__What the task asks__:
All entries must be extracted exactly, with nothing added or dropped.
::: Extracted data
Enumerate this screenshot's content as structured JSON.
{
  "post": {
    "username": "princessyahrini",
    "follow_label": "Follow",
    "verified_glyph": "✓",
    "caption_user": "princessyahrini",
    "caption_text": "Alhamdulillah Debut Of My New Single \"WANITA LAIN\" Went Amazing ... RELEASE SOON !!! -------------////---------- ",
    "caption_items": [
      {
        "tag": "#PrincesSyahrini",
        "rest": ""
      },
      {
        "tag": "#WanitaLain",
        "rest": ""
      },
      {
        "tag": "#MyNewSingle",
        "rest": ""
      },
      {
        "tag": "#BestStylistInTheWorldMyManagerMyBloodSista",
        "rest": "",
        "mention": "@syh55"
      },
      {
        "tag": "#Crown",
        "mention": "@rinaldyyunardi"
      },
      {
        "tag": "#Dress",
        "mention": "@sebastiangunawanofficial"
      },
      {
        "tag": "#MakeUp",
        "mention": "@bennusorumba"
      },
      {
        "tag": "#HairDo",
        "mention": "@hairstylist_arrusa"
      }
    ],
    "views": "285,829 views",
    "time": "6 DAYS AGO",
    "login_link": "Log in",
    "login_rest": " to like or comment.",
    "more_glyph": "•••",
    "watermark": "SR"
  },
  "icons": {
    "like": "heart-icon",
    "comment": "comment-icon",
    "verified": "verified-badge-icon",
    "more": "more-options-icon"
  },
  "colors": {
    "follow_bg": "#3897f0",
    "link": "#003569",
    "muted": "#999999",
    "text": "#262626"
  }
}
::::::
__Exercise solution__:
Enumerate this screenshot's content as structured JSON.
{
  "post": {
    "username": "princessyahrini",
    "follow_label": "Follow",
    "verified_glyph": "✓",
    "caption_user": "princessyahrini",
    "caption_text": "Alhamdulillah Debut Of My New Single \"WANITA LAIN\" Went Amazing ... RELEASE SOON !!! -------------////---------- ",
    "caption_items": [
      {
        "tag": "#PrincesSyahrini",
        "rest": ""
      },
      {
        "tag": "#WanitaLain",
        "rest": ""
      },
      {
        "tag": "#MyNewSingle",
        "rest": ""
      },
      {
        "tag": "#BestStylistInTheWorldMyManagerMyBloodSista",
        "rest": "",
        "mention": "@syh55"
      },
      {
        "tag": "#Crown",
        "mention": "@rinaldyyunardi"
      },
      {
        "tag": "#Dress",
        "mention": "@sebastiangunawanofficial"
      },
      {
        "tag": "#MakeUp",
        "mention": "@bennusorumba"
      },
      {
        "tag": "#HairDo",
        "mention": "@hairstylist_arrusa"
      }
    ],
    "views": "285,829 views",
    "time": "6 DAYS AGO",
    "login_link": "Log in",
    "login_rest": " to like or comment.",
    "more_glyph": "•••",
    "watermark": "SR"
  },
  "icons": {
    "like": "heart-icon",
    "comment": "comment-icon",
    "verified": "verified-badge-icon",
    "more": "more-options-icon"
  },
  "colors": {
    "follow_bg": "#3897f0",
    "link": "#003569",
    "muted": "#999999",
    "text": "#262626"
  }
}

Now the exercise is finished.